By Beth Dunn Hurricane Bob hit Cape Cod at the tail end of the summer I turned nineteen. My mother was in charge of setting up the biggest shelter in …
I know from researching The Long Way Home, my book about the immigrant experience in the war, that many of the half million foreign born soldiers who fought with U.S. forces got their first taste of American hospitality at Red Cross canteens.
What a welcome they received as they stepped onto American soil and how they appreciated the Red Cross ladies as they dispensed 35,000 half-pints of milk at the pier.
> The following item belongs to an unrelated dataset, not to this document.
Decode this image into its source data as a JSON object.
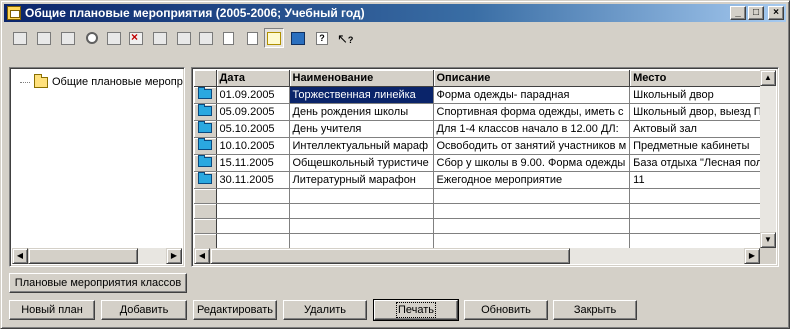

Many had not tasted milk for four years.
To me, the Red Cross will always be linked to my mother’s memory of her first taste of bread and butter, as a little girl held prisoner…
I remember one kid in particular. He was one of those little guys with orange hair and white eyebrows; the kind of kid that the sun burns just for fun.
It was in that line that we began to try to make sense of something that couldn’t be explained.
Since my high school days, I’ve been a Red Cross blood donor, my initial motivation being my somewhat rare type (B negative).
But then I asked him what he felt was most important about being a good physician. “Being there,” he said. “Just being there.”
… the floor littered with empty shreds of red and green foil, and the two beloved chihuahuas who were spending the night with us already beginning to look bilious. What did we do?
Back in the Middle Ages – the period I write about – there was no organization like the Red Cross to help those who suffered disasters, natural or otherwise.